In Charles Dickens' The Cricket on the Hearth, the toymaker and widow Caleb Plummer lives with his blind daughter in a hovel owned by his boss, the cold and imperious toy merchant Tackleton.

I have said that Caleb and his poor Blind Daughter lived here. I should have said that Caleb lived here, and his poor Blind Daughter somewhere else — in an enchanted home of Caleb’s furnishing, where scarcity and shabbiness were not, and trouble never entered. Caleb was no sorcerer, but in the only magic art that still remains to us, the magic of devoted, deathless love, Nature had been the mistress of his study; and from her teaching, all the wonder came.

The Blind Girl never knew that ceilings were discoloured, walls blotched and bare of plaster here and there, high crevices unstopped and widening every day, beams mouldering and tending downward. The Blind Girl never knew that iron was rusting, wood rotting, paper peeling off; the size, and shape, and true proportion of the dwelling, withering away. The Blind Girl never knew that ugly shapes of delft and earthenware were on the board; that sorrow and faintheartedness were in the house; that Caleb’s scanty hairs were turning greyer and more grey, before her sightless face. The Blind Girl never knew they had a master, cold, exacting, and uninterested — never knew that Tackleton was Tackleton in short; but lived in the belief of an eccentric humourist who loved to have his jest with them, and who, while he was the Guardian Angel of their lives, disdained to hear one word of thankfulness.

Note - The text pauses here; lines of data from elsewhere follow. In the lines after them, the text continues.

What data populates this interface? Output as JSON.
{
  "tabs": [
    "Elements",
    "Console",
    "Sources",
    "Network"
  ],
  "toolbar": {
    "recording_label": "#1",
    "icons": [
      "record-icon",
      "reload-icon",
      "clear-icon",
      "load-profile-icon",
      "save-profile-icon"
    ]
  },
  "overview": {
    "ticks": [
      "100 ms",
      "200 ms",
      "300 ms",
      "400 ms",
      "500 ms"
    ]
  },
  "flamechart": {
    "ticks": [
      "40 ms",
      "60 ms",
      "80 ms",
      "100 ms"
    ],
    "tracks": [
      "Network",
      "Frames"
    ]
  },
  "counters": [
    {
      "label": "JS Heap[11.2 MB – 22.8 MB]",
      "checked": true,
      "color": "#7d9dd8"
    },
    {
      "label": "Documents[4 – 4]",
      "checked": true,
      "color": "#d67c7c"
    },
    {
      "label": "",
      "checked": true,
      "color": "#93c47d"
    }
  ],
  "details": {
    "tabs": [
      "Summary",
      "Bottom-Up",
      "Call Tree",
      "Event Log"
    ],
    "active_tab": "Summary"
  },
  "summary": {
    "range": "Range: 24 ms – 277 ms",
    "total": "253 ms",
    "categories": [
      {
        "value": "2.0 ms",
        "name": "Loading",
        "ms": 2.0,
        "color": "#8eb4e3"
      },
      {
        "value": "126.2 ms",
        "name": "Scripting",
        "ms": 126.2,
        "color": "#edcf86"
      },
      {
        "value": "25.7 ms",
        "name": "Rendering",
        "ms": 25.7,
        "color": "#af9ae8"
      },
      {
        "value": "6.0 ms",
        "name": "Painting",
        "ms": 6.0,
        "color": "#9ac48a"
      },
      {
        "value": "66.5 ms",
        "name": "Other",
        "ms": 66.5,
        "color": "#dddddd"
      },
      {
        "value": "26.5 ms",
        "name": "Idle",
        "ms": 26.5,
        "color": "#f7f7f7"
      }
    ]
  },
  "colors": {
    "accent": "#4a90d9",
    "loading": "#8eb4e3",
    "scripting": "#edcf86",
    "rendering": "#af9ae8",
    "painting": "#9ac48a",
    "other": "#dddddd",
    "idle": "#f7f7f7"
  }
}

And all was Caleb’s doing; all the doing of her simple father!

I was really moved by this passage, knowing as a father how much you want to shield your kids from all of the bad things in the world - although, ultimately, they will have to face that world on their own, and have to know it as it really is. Caleb finally learns this lesson.

The novella is a sweet, heartwarming story, which is widely characterized as a Christmas tale. This publisher packaged it with A Christmas Carol and The Chimes, although the latter is set at New Years and The Cricket on the Hearth is set during the end of January, and I don't believe either of the lesser-known stories even mentioned Christmas. And it's not just this publisher's marketing angle - I've seen several references elsewhere to these being Christmas stories. Maybe that's how the books have been pitched all along.

January 1, 2018 in Books | Permalink